WORK TO BE COMPLETED: Write back every record verbatim.

___ SOURCE DATA ___

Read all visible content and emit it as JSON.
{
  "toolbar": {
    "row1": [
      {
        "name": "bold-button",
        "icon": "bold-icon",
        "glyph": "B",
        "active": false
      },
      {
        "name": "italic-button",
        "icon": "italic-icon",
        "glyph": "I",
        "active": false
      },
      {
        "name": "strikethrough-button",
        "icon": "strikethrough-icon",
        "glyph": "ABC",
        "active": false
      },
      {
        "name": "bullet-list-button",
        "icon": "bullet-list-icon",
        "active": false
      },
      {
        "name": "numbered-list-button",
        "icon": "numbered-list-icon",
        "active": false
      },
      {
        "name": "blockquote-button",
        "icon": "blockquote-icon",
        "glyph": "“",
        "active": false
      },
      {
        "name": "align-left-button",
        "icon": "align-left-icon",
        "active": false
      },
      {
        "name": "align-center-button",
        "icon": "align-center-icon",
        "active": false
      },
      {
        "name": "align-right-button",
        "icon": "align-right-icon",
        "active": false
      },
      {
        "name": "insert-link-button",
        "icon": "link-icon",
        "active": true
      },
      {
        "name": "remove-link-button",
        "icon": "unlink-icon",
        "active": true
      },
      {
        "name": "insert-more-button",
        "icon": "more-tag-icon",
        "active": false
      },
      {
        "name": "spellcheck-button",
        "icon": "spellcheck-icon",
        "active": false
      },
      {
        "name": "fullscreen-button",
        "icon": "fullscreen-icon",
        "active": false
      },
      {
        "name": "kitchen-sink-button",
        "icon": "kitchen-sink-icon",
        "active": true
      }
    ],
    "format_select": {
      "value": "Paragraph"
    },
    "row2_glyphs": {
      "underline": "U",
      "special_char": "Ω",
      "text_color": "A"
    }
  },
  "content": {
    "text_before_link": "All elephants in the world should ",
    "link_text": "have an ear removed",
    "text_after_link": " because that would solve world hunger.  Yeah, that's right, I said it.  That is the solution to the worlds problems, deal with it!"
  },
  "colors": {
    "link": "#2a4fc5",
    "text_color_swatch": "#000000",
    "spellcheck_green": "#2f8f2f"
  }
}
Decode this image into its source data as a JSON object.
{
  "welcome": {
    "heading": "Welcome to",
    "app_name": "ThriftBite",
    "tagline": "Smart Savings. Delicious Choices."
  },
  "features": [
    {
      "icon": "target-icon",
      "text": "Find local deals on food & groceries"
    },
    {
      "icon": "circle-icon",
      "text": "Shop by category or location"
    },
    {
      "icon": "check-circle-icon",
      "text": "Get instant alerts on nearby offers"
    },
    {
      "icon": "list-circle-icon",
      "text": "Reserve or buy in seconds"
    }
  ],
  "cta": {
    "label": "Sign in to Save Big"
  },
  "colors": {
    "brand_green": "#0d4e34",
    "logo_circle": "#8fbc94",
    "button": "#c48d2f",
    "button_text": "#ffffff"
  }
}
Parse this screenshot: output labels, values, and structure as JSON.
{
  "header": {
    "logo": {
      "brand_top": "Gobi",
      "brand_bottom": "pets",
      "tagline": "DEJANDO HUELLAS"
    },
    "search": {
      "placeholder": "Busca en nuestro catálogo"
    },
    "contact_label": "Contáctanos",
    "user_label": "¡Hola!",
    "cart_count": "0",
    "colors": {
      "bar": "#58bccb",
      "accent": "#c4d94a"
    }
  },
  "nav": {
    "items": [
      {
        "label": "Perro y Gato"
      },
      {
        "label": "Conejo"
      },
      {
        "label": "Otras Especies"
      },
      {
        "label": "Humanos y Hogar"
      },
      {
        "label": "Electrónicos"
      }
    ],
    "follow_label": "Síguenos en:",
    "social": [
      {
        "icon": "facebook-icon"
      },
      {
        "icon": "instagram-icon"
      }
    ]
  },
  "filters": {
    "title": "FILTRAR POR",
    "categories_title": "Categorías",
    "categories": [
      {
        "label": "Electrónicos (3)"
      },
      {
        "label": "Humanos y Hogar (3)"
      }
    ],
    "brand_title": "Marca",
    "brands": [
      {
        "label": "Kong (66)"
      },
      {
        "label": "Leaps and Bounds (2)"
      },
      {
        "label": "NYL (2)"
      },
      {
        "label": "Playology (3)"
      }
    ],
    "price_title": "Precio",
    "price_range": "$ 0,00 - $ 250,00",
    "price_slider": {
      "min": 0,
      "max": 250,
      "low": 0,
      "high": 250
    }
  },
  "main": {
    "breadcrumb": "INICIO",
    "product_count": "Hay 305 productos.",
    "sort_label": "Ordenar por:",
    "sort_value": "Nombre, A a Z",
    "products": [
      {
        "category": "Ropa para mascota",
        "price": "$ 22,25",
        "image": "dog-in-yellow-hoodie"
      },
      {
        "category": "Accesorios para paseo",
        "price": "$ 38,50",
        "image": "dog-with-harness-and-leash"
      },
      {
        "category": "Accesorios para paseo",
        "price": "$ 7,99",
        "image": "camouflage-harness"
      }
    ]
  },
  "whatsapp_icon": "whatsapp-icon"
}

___

TASK ANSWER:
Read all visible content and emit it as JSON.
{
  "toolbar": {
    "row1": [
      {
        "name": "bold-button",
        "icon": "bold-icon",
        "glyph": "B",
        "active": false
      },
      {
        "name": "italic-button",
        "icon": "italic-icon",
        "glyph": "I",
        "active": false
      },
      {
        "name": "strikethrough-button",
        "icon": "strikethrough-icon",
        "glyph": "ABC",
        "active": false
      },
      {
        "name": "bullet-list-button",
        "icon": "bullet-list-icon",
        "active": false
      },
      {
        "name": "numbered-list-button",
        "icon": "numbered-list-icon",
        "active": false
      },
      {
        "name": "blockquote-button",
        "icon": "blockquote-icon",
        "glyph": "“",
        "active": false
      },
      {
        "name": "align-left-button",
        "icon": "align-left-icon",
        "active": false
      },
      {
        "name": "align-center-button",
        "icon": "align-center-icon",
        "active": false
      },
      {
        "name": "align-right-button",
        "icon": "align-right-icon",
        "active": false
      },
      {
        "name": "insert-link-button",
        "icon": "link-icon",
        "active": true
      },
      {
        "name": "remove-link-button",
        "icon": "unlink-icon",
        "active": true
      },
      {
        "name": "insert-more-button",
        "icon": "more-tag-icon",
        "active": false
      },
      {
        "name": "spellcheck-button",
        "icon": "spellcheck-icon",
        "active": false
      },
      {
        "name": "fullscreen-button",
        "icon": "fullscreen-icon",
        "active": false
      },
      {
        "name": "kitchen-sink-button",
        "icon": "kitchen-sink-icon",
        "active": true
      }
    ],
    "format_select": {
      "value": "Paragraph"
    },
    "row2_glyphs": {
      "underline": "U",
      "special_char": "Ω",
      "text_color": "A"
    }
  },
  "content": {
    "text_before_link": "All elephants in the world should ",
    "link_text": "have an ear removed",
    "text_after_link": " because that would solve world hunger.  Yeah, that's right, I said it.  That is the solution to the worlds problems, deal with it!"
  },
  "colors": {
    "link": "#2a4fc5",
    "text_color_swatch": "#000000",
    "spellcheck_green": "#2f8f2f"
  }
}
Decode this image into its source data as a JSON object.
{
  "welcome": {
    "heading": "Welcome to",
    "app_name": "ThriftBite",
    "tagline": "Smart Savings. Delicious Choices."
  },
  "features": [
    {
      "icon": "target-icon",
      "text": "Find local deals on food & groceries"
    },
    {
      "icon": "circle-icon",
      "text": "Shop by category or location"
    },
    {
      "icon": "check-circle-icon",
      "text": "Get instant alerts on nearby offers"
    },
    {
      "icon": "list-circle-icon",
      "text": "Reserve or buy in seconds"
    }
  ],
  "cta": {
    "label": "Sign in to Save Big"
  },
  "colors": {
    "brand_green": "#0d4e34",
    "logo_circle": "#8fbc94",
    "button": "#c48d2f",
    "button_text": "#ffffff"
  }
}
Parse this screenshot: output labels, values, and structure as JSON.
{
  "header": {
    "logo": {
      "brand_top": "Gobi",
      "brand_bottom": "pets",
      "tagline": "DEJANDO HUELLAS"
    },
    "search": {
      "placeholder": "Busca en nuestro catálogo"
    },
    "contact_label": "Contáctanos",
    "user_label": "¡Hola!",
    "cart_count": "0",
    "colors": {
      "bar": "#58bccb",
      "accent": "#c4d94a"
    }
  },
  "nav": {
    "items": [
      {
        "label": "Perro y Gato"
      },
      {
        "label": "Conejo"
      },
      {
        "label": "Otras Especies"
      },
      {
        "label": "Humanos y Hogar"
      },
      {
        "label": "Electrónicos"
      }
    ],
    "follow_label": "Síguenos en:",
    "social": [
      {
        "icon": "facebook-icon"
      },
      {
        "icon": "instagram-icon"
      }
    ]
  },
  "filters": {
    "title": "FILTRAR POR",
    "categories_title": "Categorías",
    "categories": [
      {
        "label": "Electrónicos (3)"
      },
      {
        "label": "Humanos y Hogar (3)"
      }
    ],
    "brand_title": "Marca",
    "brands": [
      {
        "label": "Kong (66)"
      },
      {
        "label": "Leaps and Bounds (2)"
      },
      {
        "label": "NYL (2)"
      },
      {
        "label": "Playology (3)"
      }
    ],
    "price_title": "Precio",
    "price_range": "$ 0,00 - $ 250,00",
    "price_slider": {
      "min": 0,
      "max": 250,
      "low": 0,
      "high": 250
    }
  },
  "main": {
    "breadcrumb": "INICIO",
    "product_count": "Hay 305 productos.",
    "sort_label": "Ordenar por:",
    "sort_value": "Nombre, A a Z",
    "products": [
      {
        "category": "Ropa para mascota",
        "price": "$ 22,25",
        "image": "dog-in-yellow-hoodie"
      },
      {
        "category": "Accesorios para paseo",
        "price": "$ 38,50",
        "image": "dog-with-harness-and-leash"
      },
      {
        "category": "Accesorios para paseo",
        "price": "$ 7,99",
        "image": "camouflage-harness"
      }
    ]
  },
  "whatsapp_icon": "whatsapp-icon"
}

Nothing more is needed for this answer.